▸ **TASK DIRECTIONS**: The answer must consist of each line below that contains the word "Imprevistos", copied in full.

▸ **DATASET CONTENT**:
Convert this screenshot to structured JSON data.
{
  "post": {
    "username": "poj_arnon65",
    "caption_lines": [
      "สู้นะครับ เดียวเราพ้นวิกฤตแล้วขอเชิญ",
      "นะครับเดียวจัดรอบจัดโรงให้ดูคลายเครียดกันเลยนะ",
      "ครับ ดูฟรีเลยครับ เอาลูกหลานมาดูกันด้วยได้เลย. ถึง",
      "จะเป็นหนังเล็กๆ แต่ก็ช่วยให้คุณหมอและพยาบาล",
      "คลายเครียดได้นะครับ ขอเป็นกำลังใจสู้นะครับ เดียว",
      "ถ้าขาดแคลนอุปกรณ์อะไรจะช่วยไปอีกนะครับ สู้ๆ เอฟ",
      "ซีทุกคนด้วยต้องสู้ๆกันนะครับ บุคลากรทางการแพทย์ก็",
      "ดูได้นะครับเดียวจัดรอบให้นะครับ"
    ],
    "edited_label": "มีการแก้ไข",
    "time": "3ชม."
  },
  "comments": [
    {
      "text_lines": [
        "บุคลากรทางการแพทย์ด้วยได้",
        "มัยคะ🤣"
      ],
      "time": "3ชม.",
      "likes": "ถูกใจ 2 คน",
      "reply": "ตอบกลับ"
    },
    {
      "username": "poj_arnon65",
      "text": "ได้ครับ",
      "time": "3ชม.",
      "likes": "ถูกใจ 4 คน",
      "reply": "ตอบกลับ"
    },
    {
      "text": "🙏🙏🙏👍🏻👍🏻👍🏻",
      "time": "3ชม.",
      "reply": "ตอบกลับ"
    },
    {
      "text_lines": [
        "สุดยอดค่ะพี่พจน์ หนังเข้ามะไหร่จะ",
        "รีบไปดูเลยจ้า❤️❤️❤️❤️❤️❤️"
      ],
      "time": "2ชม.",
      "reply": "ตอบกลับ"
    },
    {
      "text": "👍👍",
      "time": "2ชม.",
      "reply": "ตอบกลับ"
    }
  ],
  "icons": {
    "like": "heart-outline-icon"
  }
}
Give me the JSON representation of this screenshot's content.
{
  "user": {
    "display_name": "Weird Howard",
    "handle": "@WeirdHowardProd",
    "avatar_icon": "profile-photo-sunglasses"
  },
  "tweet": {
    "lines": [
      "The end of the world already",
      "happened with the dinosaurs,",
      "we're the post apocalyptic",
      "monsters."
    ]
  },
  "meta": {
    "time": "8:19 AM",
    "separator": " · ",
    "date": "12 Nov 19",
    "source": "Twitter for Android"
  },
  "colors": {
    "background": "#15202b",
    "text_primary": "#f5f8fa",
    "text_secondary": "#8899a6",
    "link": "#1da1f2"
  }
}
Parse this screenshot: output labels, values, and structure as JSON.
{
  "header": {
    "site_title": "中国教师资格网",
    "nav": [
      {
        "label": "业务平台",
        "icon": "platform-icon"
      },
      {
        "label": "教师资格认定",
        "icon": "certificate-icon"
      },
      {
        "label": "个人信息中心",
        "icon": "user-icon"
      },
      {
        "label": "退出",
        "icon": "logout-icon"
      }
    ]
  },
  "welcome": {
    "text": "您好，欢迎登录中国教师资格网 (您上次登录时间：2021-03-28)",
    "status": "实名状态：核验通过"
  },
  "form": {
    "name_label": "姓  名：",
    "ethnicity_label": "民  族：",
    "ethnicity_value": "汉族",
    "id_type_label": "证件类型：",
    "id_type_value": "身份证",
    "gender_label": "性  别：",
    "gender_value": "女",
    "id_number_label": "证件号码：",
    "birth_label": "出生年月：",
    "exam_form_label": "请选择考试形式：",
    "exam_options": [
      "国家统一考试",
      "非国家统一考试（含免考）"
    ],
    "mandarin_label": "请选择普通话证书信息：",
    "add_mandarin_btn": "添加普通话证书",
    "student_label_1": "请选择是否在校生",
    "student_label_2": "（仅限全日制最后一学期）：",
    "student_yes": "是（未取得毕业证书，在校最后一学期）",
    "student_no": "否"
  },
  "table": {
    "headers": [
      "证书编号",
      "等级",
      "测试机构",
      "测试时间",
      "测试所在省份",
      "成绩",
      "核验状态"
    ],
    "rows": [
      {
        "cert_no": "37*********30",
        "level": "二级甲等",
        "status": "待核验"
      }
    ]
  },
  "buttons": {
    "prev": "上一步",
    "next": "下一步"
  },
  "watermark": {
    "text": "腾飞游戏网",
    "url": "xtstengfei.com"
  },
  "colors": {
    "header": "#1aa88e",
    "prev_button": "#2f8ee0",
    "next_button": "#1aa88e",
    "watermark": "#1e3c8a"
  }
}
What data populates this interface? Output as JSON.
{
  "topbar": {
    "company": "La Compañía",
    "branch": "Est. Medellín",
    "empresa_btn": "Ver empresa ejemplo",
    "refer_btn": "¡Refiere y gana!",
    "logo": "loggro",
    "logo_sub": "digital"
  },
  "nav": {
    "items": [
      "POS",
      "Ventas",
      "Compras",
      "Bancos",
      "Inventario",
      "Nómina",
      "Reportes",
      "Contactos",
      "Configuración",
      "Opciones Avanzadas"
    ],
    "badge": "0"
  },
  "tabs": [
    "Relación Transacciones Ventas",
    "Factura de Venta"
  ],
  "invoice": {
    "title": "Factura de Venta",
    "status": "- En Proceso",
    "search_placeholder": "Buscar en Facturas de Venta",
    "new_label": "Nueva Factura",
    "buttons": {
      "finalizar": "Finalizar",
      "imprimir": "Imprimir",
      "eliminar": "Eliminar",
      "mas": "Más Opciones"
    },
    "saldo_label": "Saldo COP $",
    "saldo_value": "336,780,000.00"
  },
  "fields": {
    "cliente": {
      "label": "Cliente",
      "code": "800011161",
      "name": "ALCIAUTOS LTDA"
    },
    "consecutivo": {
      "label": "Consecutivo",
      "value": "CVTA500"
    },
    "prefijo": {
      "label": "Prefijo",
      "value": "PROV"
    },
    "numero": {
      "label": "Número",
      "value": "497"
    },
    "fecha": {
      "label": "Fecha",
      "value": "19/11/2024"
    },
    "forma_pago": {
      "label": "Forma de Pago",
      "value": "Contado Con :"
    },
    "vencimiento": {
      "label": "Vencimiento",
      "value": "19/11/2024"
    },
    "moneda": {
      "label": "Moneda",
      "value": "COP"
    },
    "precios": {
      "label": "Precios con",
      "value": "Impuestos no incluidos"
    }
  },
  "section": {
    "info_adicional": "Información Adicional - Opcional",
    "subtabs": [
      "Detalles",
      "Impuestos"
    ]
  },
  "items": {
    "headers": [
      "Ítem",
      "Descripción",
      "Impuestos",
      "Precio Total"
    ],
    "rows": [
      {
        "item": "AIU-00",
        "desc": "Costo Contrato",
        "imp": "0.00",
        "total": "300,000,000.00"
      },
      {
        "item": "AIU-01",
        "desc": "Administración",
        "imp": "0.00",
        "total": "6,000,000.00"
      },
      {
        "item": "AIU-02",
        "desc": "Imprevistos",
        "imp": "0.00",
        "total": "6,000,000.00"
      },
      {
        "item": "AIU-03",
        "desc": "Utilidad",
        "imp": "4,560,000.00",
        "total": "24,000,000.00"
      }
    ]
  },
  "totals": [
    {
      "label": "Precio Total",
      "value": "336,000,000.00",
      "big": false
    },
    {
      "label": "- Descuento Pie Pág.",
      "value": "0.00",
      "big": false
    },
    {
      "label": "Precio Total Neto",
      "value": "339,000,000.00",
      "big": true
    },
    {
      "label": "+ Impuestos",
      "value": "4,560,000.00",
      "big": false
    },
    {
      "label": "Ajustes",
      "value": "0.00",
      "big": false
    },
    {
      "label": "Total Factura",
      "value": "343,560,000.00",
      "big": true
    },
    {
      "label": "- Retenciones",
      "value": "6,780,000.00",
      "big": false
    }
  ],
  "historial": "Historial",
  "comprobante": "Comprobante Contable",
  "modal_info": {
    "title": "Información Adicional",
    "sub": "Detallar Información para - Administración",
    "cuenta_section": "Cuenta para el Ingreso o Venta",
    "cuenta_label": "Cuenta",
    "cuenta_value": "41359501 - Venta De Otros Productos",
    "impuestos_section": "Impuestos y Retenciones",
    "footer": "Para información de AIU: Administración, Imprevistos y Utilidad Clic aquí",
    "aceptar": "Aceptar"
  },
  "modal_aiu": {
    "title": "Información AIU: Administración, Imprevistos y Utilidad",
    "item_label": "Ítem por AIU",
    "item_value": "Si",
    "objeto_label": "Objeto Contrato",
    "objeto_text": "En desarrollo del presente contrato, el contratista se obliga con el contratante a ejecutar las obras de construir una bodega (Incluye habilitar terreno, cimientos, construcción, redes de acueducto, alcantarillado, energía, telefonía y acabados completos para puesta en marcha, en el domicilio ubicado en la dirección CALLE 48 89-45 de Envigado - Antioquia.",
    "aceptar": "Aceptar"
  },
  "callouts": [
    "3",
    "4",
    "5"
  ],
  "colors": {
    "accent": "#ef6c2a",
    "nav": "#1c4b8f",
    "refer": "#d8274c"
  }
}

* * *

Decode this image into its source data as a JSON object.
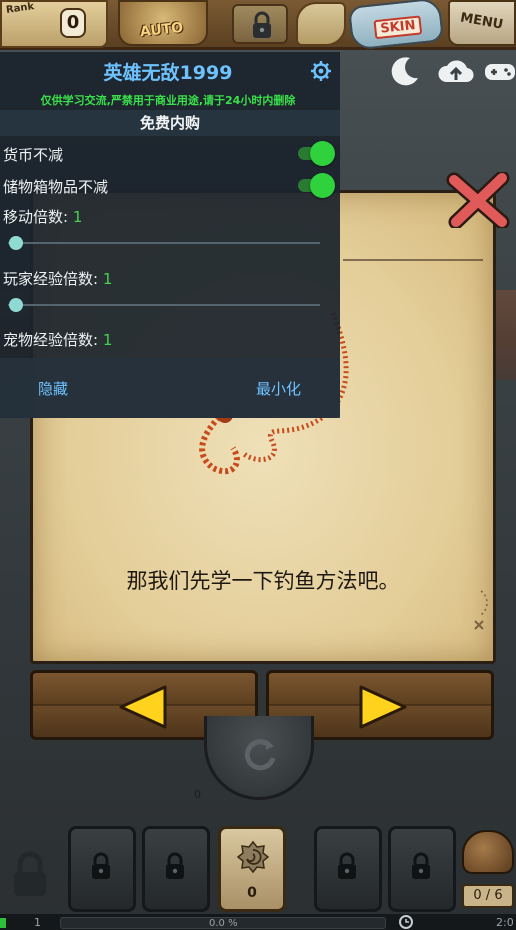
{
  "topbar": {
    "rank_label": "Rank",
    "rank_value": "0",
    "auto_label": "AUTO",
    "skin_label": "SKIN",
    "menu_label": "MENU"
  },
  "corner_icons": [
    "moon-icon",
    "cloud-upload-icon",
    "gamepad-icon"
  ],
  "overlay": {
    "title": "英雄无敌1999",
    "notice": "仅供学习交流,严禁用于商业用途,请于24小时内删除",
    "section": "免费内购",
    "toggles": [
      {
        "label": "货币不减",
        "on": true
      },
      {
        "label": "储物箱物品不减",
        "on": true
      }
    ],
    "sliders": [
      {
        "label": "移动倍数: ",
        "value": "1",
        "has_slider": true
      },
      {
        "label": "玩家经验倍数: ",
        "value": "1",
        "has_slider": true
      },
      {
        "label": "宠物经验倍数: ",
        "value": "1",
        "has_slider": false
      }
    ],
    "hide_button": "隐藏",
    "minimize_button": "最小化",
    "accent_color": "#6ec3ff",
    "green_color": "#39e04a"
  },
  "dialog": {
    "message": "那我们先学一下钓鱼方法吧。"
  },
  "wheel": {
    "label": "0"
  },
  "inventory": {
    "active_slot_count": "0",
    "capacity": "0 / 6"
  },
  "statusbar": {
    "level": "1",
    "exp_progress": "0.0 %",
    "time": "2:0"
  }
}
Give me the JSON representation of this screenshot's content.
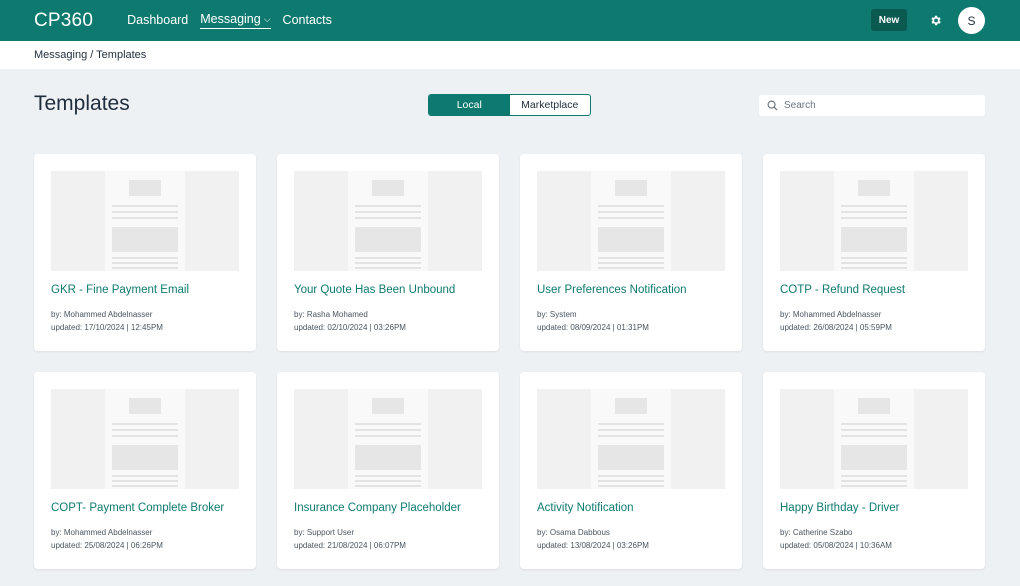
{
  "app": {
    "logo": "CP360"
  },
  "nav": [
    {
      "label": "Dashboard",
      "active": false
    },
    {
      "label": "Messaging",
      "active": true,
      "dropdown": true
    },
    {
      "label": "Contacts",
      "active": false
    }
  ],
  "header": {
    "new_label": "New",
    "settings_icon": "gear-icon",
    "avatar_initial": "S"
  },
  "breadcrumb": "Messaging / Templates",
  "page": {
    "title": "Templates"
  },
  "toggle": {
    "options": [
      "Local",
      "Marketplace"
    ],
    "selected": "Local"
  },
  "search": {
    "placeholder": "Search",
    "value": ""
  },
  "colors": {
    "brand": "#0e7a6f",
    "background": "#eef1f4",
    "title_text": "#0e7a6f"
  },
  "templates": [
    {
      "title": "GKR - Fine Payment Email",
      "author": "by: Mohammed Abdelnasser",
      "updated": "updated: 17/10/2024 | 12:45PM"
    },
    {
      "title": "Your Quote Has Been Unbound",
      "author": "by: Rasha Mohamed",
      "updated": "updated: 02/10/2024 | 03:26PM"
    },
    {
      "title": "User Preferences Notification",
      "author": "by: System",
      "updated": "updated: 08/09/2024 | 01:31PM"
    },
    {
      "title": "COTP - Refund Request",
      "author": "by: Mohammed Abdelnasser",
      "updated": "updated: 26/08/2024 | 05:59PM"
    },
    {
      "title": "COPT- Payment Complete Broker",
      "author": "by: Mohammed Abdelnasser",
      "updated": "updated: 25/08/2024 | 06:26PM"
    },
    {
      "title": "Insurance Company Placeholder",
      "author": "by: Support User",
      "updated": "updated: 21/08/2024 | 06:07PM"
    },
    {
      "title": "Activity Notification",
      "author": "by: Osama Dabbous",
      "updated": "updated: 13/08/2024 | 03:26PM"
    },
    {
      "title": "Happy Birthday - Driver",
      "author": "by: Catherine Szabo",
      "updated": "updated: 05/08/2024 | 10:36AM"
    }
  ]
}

▸ **SOLUTION TO THE EXERCISE**:
        "desc": "Imprevistos",
    "footer": "Para información de AIU: Administración, Imprevistos y Utilidad Clic aquí",
    "title": "Información AIU: Administración, Imprevistos y Utilidad",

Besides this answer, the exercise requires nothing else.